There is no “band” as such on Bone Machine; it is mostly Waits with a few trusted cohorts (Canned Heat’s Larry Taylor on acoustic bass, Joe Gore on guitar, Brian “Brain” Mantia on occasional drums, Ralph Carney on equally occasional woodwinds). Most of the drumming, as such, is performed by Waits himself (some of it on a homemade contraption he called the “Conundrum”) and his wonderful, flat-footed but forceful drumming is precisely what is needed for the hilarious “Goin’ Out West”(“Well I know karate/Voodoo, too”).
The dominant theme on Bone Machine is that of biblical sin, apocalypse and redemption, conveyed far more effectively than on, say, Nick Cave’s contemporaneous tribute to Gene Pitney-style melodrama Henry’s Dream. “All Stripped Down” is a hissed confessional, akin to Depeche Mode being awarded a bucket of ice-cold fire. “The Ocean Doesn’t Want Me” is a Cubist argument against suicide. “In The Colosseum” is a numbingly explicit damnation of unchained capitalism.
At its best, Bone Machine can sound like the first and last music ever made. On “Jesus Gonna Be Here” – which firmly puts “Jesus He Knows Me” in its polite place – Waits and Taylor swap instruments (they play acoustic bass and guitar respectively) and their determined primitivism actually gives us a far more “authentic” take on what the music of worship might sound like than the dogged Memphis visits of the likes of U2 and Primal Scream. At other times, it can sound surprisingly sophisticated; the smouldering menace of “Earth Died Screaming” and especially “Black Wings” suggests an alternative path which Dire Straits could have profitably pursued. And at its most tender of times, ballads such as “Who Are You” (a rejoinder to Michael Jackson’s “Who Is It?,” perhaps?) and “A Little Rain” possess a fragile beauty which elevates Waits’ music to greatness.

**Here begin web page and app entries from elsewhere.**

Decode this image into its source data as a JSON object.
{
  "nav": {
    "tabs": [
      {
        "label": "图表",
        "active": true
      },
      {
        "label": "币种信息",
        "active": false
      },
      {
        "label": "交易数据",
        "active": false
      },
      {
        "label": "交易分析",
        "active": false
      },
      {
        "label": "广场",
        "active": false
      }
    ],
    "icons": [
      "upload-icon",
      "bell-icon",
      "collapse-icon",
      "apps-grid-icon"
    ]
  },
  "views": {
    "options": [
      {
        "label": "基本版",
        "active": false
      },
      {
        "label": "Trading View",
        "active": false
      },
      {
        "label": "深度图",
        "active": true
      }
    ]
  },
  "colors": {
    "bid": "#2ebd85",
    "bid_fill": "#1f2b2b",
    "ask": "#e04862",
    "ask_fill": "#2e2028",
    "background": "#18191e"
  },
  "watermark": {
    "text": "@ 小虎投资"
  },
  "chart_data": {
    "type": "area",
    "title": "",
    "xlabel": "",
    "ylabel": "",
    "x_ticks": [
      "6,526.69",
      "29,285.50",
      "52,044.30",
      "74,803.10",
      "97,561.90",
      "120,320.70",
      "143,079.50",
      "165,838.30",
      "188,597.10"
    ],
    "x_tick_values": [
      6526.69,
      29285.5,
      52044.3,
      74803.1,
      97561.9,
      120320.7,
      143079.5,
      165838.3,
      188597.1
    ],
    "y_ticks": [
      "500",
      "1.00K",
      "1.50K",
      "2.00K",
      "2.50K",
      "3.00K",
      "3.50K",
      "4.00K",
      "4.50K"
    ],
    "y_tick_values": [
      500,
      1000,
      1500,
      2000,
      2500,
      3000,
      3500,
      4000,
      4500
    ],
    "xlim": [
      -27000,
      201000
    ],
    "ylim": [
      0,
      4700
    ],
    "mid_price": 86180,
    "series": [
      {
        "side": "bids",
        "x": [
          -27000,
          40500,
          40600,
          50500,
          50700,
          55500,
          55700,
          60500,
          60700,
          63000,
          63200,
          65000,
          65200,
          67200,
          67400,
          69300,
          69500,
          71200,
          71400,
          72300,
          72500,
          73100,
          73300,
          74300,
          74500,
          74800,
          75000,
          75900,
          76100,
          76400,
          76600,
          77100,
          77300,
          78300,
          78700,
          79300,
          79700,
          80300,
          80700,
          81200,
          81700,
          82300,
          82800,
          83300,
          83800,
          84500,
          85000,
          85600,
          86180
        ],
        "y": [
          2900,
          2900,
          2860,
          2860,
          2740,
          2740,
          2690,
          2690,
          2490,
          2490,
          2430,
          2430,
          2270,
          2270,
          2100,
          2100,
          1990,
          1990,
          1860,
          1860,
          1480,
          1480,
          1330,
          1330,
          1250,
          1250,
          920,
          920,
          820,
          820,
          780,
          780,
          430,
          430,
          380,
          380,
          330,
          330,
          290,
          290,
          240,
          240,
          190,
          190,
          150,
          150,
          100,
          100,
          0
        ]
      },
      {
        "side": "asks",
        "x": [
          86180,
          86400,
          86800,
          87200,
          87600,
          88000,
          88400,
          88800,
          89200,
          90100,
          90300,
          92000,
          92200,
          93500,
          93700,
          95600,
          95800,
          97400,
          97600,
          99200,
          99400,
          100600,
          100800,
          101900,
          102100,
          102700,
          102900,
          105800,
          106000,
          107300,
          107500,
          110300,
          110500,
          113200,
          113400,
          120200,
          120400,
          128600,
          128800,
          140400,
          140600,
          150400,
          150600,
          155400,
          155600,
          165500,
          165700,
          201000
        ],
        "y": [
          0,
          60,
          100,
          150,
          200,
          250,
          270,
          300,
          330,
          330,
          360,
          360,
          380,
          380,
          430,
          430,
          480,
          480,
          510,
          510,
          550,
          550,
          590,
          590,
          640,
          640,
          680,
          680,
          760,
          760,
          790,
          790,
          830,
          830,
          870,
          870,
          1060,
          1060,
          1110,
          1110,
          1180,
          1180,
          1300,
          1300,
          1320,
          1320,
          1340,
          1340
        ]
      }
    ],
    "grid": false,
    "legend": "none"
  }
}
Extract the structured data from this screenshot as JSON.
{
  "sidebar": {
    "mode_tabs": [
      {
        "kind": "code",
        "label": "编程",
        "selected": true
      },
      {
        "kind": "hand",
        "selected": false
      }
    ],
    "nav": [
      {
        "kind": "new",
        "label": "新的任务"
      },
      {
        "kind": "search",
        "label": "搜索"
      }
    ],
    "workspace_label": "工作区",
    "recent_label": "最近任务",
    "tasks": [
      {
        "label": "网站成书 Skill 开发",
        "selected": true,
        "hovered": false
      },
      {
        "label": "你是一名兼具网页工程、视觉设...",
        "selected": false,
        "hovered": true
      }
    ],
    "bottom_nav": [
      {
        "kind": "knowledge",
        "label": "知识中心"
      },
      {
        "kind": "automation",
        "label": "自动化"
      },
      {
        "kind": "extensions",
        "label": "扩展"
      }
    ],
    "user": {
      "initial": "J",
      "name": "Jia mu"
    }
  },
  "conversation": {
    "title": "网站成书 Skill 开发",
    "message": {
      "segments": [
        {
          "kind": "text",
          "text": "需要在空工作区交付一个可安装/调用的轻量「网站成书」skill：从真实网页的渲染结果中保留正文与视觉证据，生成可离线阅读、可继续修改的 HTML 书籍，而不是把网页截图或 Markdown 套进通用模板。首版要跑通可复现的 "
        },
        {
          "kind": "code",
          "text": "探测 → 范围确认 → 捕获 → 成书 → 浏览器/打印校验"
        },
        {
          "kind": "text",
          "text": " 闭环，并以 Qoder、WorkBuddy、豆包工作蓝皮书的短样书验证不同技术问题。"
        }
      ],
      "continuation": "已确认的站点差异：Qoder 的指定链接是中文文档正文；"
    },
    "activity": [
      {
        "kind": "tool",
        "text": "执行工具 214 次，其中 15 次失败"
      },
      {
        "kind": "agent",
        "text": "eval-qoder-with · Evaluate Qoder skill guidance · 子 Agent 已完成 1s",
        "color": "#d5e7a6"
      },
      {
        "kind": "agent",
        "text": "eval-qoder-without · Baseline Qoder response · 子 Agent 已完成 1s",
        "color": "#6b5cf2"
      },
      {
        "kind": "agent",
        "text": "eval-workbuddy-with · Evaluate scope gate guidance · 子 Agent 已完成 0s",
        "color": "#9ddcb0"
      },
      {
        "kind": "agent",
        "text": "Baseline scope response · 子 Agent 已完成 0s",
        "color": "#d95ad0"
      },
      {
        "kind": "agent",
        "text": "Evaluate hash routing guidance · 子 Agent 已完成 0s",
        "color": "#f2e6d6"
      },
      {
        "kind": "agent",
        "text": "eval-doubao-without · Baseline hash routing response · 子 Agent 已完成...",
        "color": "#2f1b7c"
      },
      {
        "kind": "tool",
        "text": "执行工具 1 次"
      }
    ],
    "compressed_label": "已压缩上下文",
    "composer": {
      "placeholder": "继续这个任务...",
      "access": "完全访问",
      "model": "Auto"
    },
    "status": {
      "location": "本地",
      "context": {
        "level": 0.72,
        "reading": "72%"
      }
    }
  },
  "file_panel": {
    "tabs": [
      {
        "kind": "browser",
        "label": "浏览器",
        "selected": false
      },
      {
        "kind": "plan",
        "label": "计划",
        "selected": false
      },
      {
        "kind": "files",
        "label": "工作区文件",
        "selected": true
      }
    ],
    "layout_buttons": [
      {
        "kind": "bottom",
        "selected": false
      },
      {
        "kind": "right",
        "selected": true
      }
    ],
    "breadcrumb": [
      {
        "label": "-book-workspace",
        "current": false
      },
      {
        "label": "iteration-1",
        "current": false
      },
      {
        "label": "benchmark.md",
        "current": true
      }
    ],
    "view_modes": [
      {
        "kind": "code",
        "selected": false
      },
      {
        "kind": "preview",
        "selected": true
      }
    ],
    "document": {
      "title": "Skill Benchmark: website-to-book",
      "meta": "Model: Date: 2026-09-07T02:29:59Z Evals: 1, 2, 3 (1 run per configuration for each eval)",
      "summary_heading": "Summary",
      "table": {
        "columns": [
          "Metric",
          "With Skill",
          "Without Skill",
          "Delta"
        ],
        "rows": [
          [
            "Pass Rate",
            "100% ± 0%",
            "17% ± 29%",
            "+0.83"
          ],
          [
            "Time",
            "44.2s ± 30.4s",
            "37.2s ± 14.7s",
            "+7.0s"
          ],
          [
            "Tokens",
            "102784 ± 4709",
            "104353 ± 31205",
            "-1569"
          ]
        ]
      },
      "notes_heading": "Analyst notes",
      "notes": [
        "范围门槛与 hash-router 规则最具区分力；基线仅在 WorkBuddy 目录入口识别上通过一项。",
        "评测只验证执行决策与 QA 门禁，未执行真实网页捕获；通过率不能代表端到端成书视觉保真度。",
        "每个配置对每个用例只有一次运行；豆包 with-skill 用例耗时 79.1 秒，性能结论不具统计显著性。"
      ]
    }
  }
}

And the album closes very satisfactorily with “That Feel,” in which Waits’ old pal (and fellow Sagittarian) Keith Richards imbues the groove with characteristic genius (on guitar) while Waits plods happily away at his drumkit; crooning and croaking towards another sunrise.
Where does this all cross tracks with Bruce? Their vocal grains are so similar, and the palpable rage of something like “Dirt In The Ground” suggests something that Springsteen would have been eager enough to produce, had he sufficient bravery. However, given the reference in “57 Channels” to blasting out his TV with a .44 Magnum in frustration “in the blessed name of Elvis,” I am instantly drawn to the joyous proclamation of “I’m gonna put a hole in my TV set” during Bone Machine’s most famous song, “I Don’t Wanna Grow Up.” While Human Touch searches, somewhat despondently, for the path needed to access adulthood, Waits screams that it’s overrated and not really needed. It sounds like triumphant, fuck-you freedom, the barrier of reserve exceeded with the surety of a Chuck Yeager.